**What you should do**
Go through the data below and retype all of it exactly.

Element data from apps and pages
########################################
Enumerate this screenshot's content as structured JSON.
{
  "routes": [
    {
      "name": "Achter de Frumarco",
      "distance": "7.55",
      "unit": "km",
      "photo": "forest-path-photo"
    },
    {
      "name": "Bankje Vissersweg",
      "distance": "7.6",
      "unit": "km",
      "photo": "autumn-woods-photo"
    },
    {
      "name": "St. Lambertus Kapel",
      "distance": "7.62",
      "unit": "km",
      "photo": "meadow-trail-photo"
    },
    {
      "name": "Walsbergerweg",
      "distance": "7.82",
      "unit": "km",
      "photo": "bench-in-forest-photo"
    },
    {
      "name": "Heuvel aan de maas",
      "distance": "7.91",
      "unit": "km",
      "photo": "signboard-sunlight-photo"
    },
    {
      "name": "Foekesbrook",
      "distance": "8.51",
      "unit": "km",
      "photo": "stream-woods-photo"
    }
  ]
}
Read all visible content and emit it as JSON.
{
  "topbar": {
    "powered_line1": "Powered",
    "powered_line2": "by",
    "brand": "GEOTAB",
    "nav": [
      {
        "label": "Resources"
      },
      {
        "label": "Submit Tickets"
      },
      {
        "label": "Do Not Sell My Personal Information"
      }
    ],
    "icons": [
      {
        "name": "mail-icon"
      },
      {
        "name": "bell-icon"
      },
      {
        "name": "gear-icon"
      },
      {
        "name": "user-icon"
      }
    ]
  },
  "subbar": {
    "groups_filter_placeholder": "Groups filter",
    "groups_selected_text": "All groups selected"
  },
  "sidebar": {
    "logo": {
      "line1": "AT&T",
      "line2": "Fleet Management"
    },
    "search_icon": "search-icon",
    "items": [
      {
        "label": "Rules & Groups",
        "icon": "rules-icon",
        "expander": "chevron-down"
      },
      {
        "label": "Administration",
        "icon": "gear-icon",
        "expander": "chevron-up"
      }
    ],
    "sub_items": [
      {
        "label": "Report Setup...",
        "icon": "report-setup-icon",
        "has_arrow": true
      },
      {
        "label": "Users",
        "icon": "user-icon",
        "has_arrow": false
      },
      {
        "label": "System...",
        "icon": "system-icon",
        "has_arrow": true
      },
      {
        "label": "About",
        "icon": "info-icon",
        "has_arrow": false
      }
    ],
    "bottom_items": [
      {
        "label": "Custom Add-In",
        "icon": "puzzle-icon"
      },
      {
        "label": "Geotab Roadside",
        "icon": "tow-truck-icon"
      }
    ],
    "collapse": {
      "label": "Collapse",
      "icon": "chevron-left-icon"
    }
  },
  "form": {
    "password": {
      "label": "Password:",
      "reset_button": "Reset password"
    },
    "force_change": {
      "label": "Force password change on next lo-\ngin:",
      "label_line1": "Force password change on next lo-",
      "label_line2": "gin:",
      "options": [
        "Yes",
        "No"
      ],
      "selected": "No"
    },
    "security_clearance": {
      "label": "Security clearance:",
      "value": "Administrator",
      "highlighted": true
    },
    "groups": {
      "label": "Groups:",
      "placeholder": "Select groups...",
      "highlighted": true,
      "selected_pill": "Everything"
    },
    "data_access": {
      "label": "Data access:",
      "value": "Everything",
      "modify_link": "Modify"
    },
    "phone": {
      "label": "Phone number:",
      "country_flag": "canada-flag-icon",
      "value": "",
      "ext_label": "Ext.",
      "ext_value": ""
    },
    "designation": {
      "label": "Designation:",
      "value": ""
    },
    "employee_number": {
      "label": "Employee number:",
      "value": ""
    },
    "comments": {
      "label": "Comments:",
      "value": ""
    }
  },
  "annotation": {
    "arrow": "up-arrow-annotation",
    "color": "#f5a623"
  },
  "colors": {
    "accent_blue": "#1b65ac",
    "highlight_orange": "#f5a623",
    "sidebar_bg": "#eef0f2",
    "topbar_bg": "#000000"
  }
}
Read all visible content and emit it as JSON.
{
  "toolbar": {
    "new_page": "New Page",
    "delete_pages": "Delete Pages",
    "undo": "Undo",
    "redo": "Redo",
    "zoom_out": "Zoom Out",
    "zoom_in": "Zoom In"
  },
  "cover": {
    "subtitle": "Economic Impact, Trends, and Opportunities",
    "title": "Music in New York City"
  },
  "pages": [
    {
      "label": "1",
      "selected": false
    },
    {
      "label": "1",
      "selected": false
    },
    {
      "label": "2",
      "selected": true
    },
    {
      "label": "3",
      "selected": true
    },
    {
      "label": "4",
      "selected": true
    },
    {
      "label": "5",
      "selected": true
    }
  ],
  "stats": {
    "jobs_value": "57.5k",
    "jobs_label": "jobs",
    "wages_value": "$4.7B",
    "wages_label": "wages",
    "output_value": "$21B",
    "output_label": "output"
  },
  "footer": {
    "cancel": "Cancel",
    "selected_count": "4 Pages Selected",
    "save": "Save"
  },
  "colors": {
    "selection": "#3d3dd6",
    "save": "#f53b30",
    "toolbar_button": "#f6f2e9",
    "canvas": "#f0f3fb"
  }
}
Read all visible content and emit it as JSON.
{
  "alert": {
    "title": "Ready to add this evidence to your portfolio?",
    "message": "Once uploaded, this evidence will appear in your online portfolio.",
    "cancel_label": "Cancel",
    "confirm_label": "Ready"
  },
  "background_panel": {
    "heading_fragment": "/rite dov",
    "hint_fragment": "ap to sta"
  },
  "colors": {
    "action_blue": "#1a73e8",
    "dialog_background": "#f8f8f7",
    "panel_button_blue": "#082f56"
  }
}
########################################
**Response for this exercise**
Enumerate this screenshot's content as structured JSON.
{
  "routes": [
    {
      "name": "Achter de Frumarco",
      "distance": "7.55",
      "unit": "km",
      "photo": "forest-path-photo"
    },
    {
      "name": "Bankje Vissersweg",
      "distance": "7.6",
      "unit": "km",
      "photo": "autumn-woods-photo"
    },
    {
      "name": "St. Lambertus Kapel",
      "distance": "7.62",
      "unit": "km",
      "photo": "meadow-trail-photo"
    },
    {
      "name": "Walsbergerweg",
      "distance": "7.82",
      "unit": "km",
      "photo": "bench-in-forest-photo"
    },
    {
      "name": "Heuvel aan de maas",
      "distance": "7.91",
      "unit": "km",
      "photo": "signboard-sunlight-photo"
    },
    {
      "name": "Foekesbrook",
      "distance": "8.51",
      "unit": "km",
      "photo": "stream-woods-photo"
    }
  ]
}
Read all visible content and emit it as JSON.
{
  "topbar": {
    "powered_line1": "Powered",
    "powered_line2": "by",
    "brand": "GEOTAB",
    "nav": [
      {
        "label": "Resources"
      },
      {
        "label": "Submit Tickets"
      },
      {
        "label": "Do Not Sell My Personal Information"
      }
    ],
    "icons": [
      {
        "name": "mail-icon"
      },
      {
        "name": "bell-icon"
      },
      {
        "name": "gear-icon"
      },
      {
        "name": "user-icon"
      }
    ]
  },
  "subbar": {
    "groups_filter_placeholder": "Groups filter",
    "groups_selected_text": "All groups selected"
  },
  "sidebar": {
    "logo": {
      "line1": "AT&T",
      "line2": "Fleet Management"
    },
    "search_icon": "search-icon",
    "items": [
      {
        "label": "Rules & Groups",
        "icon": "rules-icon",
        "expander": "chevron-down"
      },
      {
        "label": "Administration",
        "icon": "gear-icon",
        "expander": "chevron-up"
      }
    ],
    "sub_items": [
      {
        "label": "Report Setup...",
        "icon": "report-setup-icon",
        "has_arrow": true
      },
      {
        "label": "Users",
        "icon": "user-icon",
        "has_arrow": false
      },
      {
        "label": "System...",
        "icon": "system-icon",
        "has_arrow": true
      },
      {
        "label": "About",
        "icon": "info-icon",
        "has_arrow": false
      }
    ],
    "bottom_items": [
      {
        "label": "Custom Add-In",
        "icon": "puzzle-icon"
      },
      {
        "label": "Geotab Roadside",
        "icon": "tow-truck-icon"
      }
    ],
    "collapse": {
      "label": "Collapse",
      "icon": "chevron-left-icon"
    }
  },
  "form": {
    "password": {
      "label": "Password:",
      "reset_button": "Reset password"
    },
    "force_change": {
      "label": "Force password change on next lo-\ngin:",
      "label_line1": "Force password change on next lo-",
      "label_line2": "gin:",
      "options": [
        "Yes",
        "No"
      ],
      "selected": "No"
    },
    "security_clearance": {
      "label": "Security clearance:",
      "value": "Administrator",
      "highlighted": true
    },
    "groups": {
      "label": "Groups:",
      "placeholder": "Select groups...",
      "highlighted": true,
      "selected_pill": "Everything"
    },
    "data_access": {
      "label": "Data access:",
      "value": "Everything",
      "modify_link": "Modify"
    },
    "phone": {
      "label": "Phone number:",
      "country_flag": "canada-flag-icon",
      "value": "",
      "ext_label": "Ext.",
      "ext_value": ""
    },
    "designation": {
      "label": "Designation:",
      "value": ""
    },
    "employee_number": {
      "label": "Employee number:",
      "value": ""
    },
    "comments": {
      "label": "Comments:",
      "value": ""
    }
  },
  "annotation": {
    "arrow": "up-arrow-annotation",
    "color": "#f5a623"
  },
  "colors": {
    "accent_blue": "#1b65ac",
    "highlight_orange": "#f5a623",
    "sidebar_bg": "#eef0f2",
    "topbar_bg": "#000000"
  }
}
Read all visible content and emit it as JSON.
{
  "toolbar": {
    "new_page": "New Page",
    "delete_pages": "Delete Pages",
    "undo": "Undo",
    "redo": "Redo",
    "zoom_out": "Zoom Out",
    "zoom_in": "Zoom In"
  },
  "cover": {
    "subtitle": "Economic Impact, Trends, and Opportunities",
    "title": "Music in New York City"
  },
  "pages": [
    {
      "label": "1",
      "selected": false
    },
    {
      "label": "1",
      "selected": false
    },
    {
      "label": "2",
      "selected": true
    },
    {
      "label": "3",
      "selected": true
    },
    {
      "label": "4",
      "selected": true
    },
    {
      "label": "5",
      "selected": true
    }
  ],
  "stats": {
    "jobs_value": "57.5k",
    "jobs_label": "jobs",
    "wages_value": "$4.7B",
    "wages_label": "wages",
    "output_value": "$21B",
    "output_label": "output"
  },
  "footer": {
    "cancel": "Cancel",
    "selected_count": "4 Pages Selected",
    "save": "Save"
  },
  "colors": {
    "selection": "#3d3dd6",
    "save": "#f53b30",
    "toolbar_button": "#f6f2e9",
    "canvas": "#f0f3fb"
  }
}
Read all visible content and emit it as JSON.
{
  "alert": {
    "title": "Ready to add this evidence to your portfolio?",
    "message": "Once uploaded, this evidence will appear in your online portfolio.",
    "cancel_label": "Cancel",
    "confirm_label": "Ready"
  },
  "background_panel": {
    "heading_fragment": "/rite dov",
    "hint_fragment": "ap to sta"
  },
  "colors": {
    "action_blue": "#1a73e8",
    "dialog_background": "#f8f8f7",
    "panel_button_blue": "#082f56"
  }
}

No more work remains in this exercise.